A comprehensive policy and programme that support adolescents and young people to reach their full potential as productive and active members of society. Working on people’s agency, focuses on bringing together public and private partners – as well as young people - to identify and scale solutions. Opportunities and programme linkages are created for adolescents and young people to access to develop skills for learning, employability and active civic engagement.
Focusing on transition to secondary education from eight to ninth grade, enhance the government planning for continuum of 12 years of education for smooth transition and quality of learning.
Establish strong monitoring and governance systems for child labour (15-18 years), child marriage and second-generation issues in child protection to support inter-sectoral convergence and reaching last miles. Modelling with financing and capacity development strategy to strengthen child protection systems will be explored to enhance social welfare.

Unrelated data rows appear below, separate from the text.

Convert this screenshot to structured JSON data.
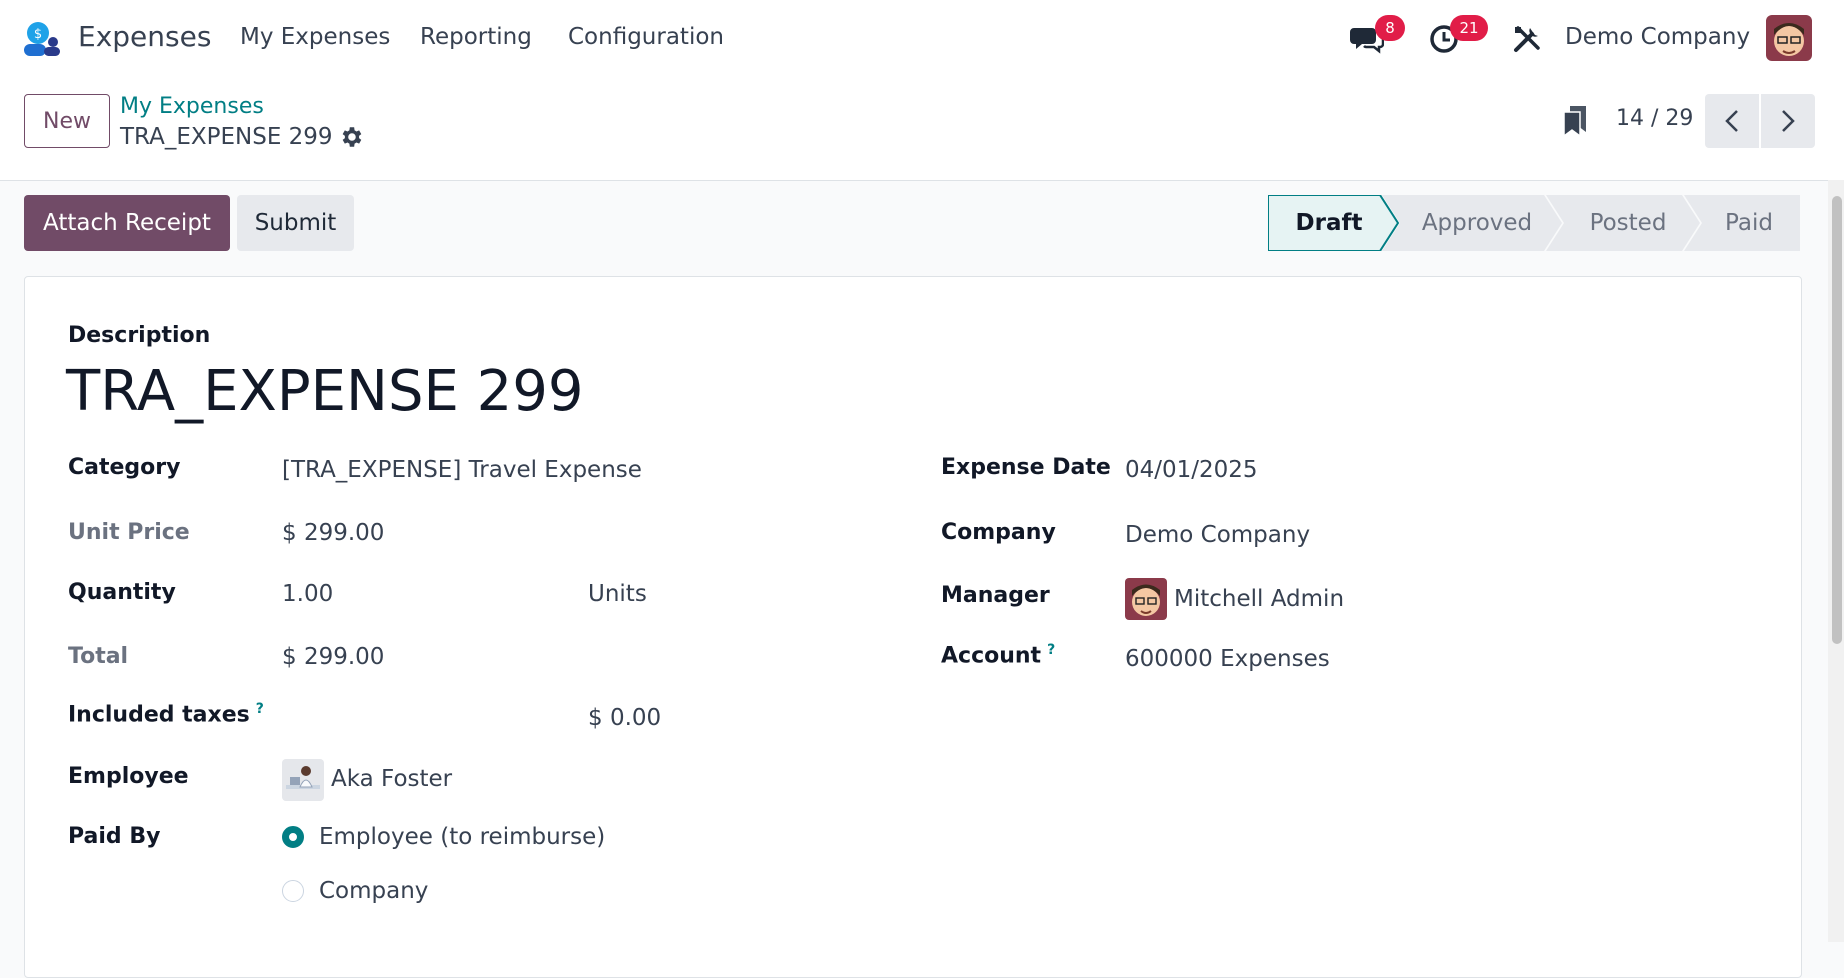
{
  "navbar": {
    "app_name": "Expenses",
    "menu": [
      "My Expenses",
      "Reporting",
      "Configuration"
    ],
    "messages_count": "8",
    "activities_count": "21",
    "company": "Demo Company"
  },
  "control_panel": {
    "new_label": "New",
    "breadcrumb_parent": "My Expenses",
    "breadcrumb_current": "TRA_EXPENSE 299",
    "pager": "14 / 29"
  },
  "actions": {
    "attach_receipt": "Attach Receipt",
    "submit": "Submit"
  },
  "statusbar": {
    "stages": [
      "Draft",
      "Approved",
      "Posted",
      "Paid"
    ],
    "active": "Draft"
  },
  "form": {
    "description_label": "Description",
    "description": "TRA_EXPENSE 299",
    "category_label": "Category",
    "category": "[TRA_EXPENSE] Travel Expense",
    "unit_price_label": "Unit Price",
    "unit_price": "$ 299.00",
    "quantity_label": "Quantity",
    "quantity": "1.00",
    "uom": "Units",
    "total_label": "Total",
    "total": "$ 299.00",
    "included_taxes_label": "Included taxes",
    "included_taxes": "$ 0.00",
    "employee_label": "Employee",
    "employee": "Aka Foster",
    "paid_by_label": "Paid By",
    "paid_by_options": [
      "Employee (to reimburse)",
      "Company"
    ],
    "paid_by_selected": "Employee (to reimburse)",
    "expense_date_label": "Expense Date",
    "expense_date": "04/01/2025",
    "company_label": "Company",
    "company": "Demo Company",
    "manager_label": "Manager",
    "manager": "Mitchell Admin",
    "account_label": "Account",
    "account": "600000 Expenses",
    "help_mark": "?"
  },
  "colors": {
    "brand": "#714b67",
    "link": "#017e84",
    "badge": "#e11d48"
  }
}
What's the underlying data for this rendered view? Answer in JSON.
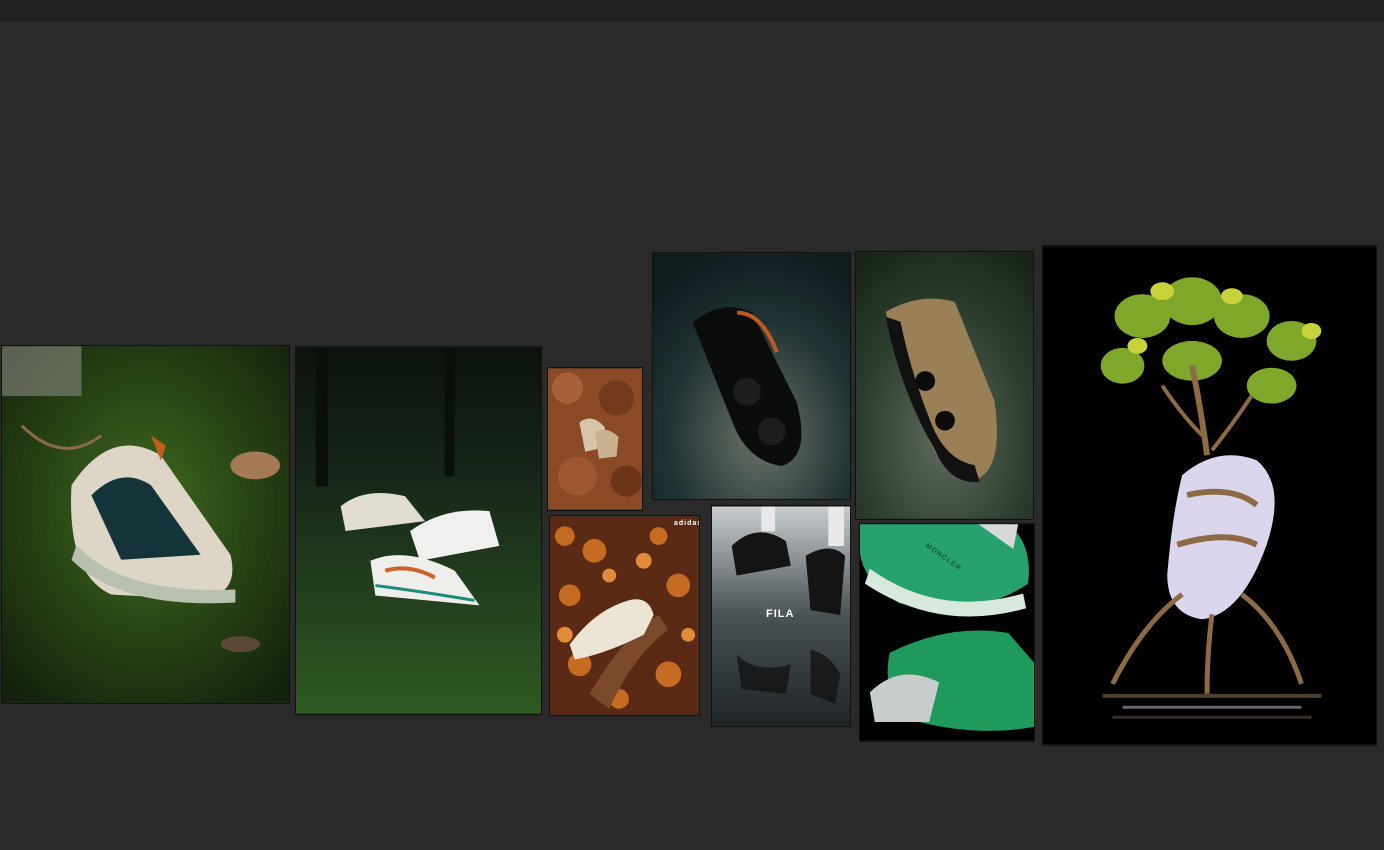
{
  "board": {
    "background": "#2a2a2a",
    "topbar_color": "#212121"
  },
  "images": [
    {
      "name": "asics-moss-butterfly-photo",
      "icon": "sneaker-on-moss"
    },
    {
      "name": "three-sneakers-forest-moss-photo",
      "icon": "sneakers-in-forest"
    },
    {
      "name": "sneakers-in-clay-photo",
      "icon": "sneakers-in-clay"
    },
    {
      "name": "black-sneaker-floating-photo",
      "icon": "floating-shoe"
    },
    {
      "name": "tan-sneaker-floating-photo",
      "icon": "floating-shoe"
    },
    {
      "name": "adidas-autumn-leaves-photo",
      "icon": "sneaker-in-leaves",
      "brand": "adidas"
    },
    {
      "name": "fila-reflection-photo",
      "icon": "sneakers-reflection",
      "brand": "FILA"
    },
    {
      "name": "moncler-green-sneakers-photo",
      "icon": "green-sneakers",
      "brand": "MONCLER"
    },
    {
      "name": "sneaker-mangrove-tree-photo",
      "icon": "sneaker-with-tree"
    }
  ]
}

Advocacy is an intrinsic process for addressing the disparities, discrimination and exploitation children face by helping to bring the issue of adolescents and young people’s vulnerability to the forefront of the agenda for decision makers. To achieve these outcomes through the social policy approach it is imperative to have a strong position to speak on behalf of children, adolescents and young people, and to enable them to speak up more on issues that impact them. Hence, strong partnership has been built with the academia, media, civil society organizations, adolescents and youth led organizations and well know personalities or celebrities.